“The way I look at it is I feel like I only played poorly for six months,” said Scott, whose turnaround began with a win at the 2009 Australian Open and continued the following year with wins in San Antonio and Singapore. “I felt it was really only six months where I was really flat, low on confidence out on the golf course and really struggling to just find the way forward."
Helping him find that way, especially on the game’s biggest stage, was caddie Steve Williams, whom Scott called “my eyes on that putt” after the clinching stroke at the Masters in April.
Williams, a New Zealander, and Scott have been longtime friends with both being from the same part of the world. Their on-course relationship began part-time in 2011 when Tiger Woods was injured, and it became full-time when Woods fired Williams in July of that year.
“He came along at the right time for me,” Scott said of Williams, who had been on the bag for 14 major-championship victories, 13 of them with Woods. “He's given me the right things at the right time; the motivation, the belief, the kick in the ass when it's needed, as well.
“We wouldn't have matched up well 10 years ago. The kick in the ass, the bluntness, wouldn't have gone down well. I don't think I would have responded as well. He's been a big factor, especially for the majors.”
All of which will make Scott one of the favorites this year at Muirfield. He missed the cut the last time the Open was played there, but that was 11 years ago when he was just 21. Still, he remembers it fondly, calling it his favorite venue of the rota.
He also recalls missing the cut by one despite making 15 pars and three birdies during the second round. While it wasn’t enough to erase an opening-round 77, Scott was able to erase whatever bad memories might have lingered following last year’s loss.
“I'm really looking forward to going back and trying to get myself in a similar kind of situation, a chance to win The Open,” he said. “Every tournament, I feel, is an opportunity for me now, even more so after winning the Masters, to just build on this.

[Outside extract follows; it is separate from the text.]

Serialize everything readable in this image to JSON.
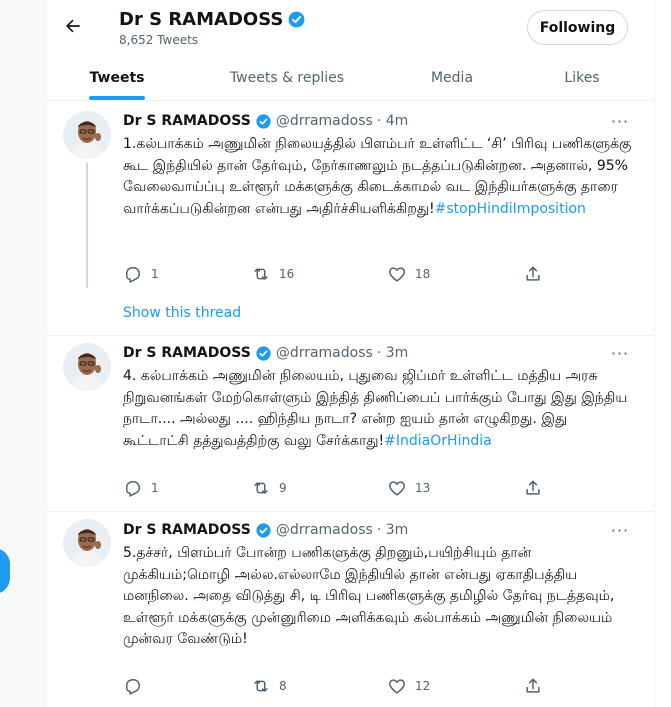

“I think really turned a corner there last year in my belief in how to play that golf and understanding a little better and preparing a little better for it. My confidence is where it should be going into this one.”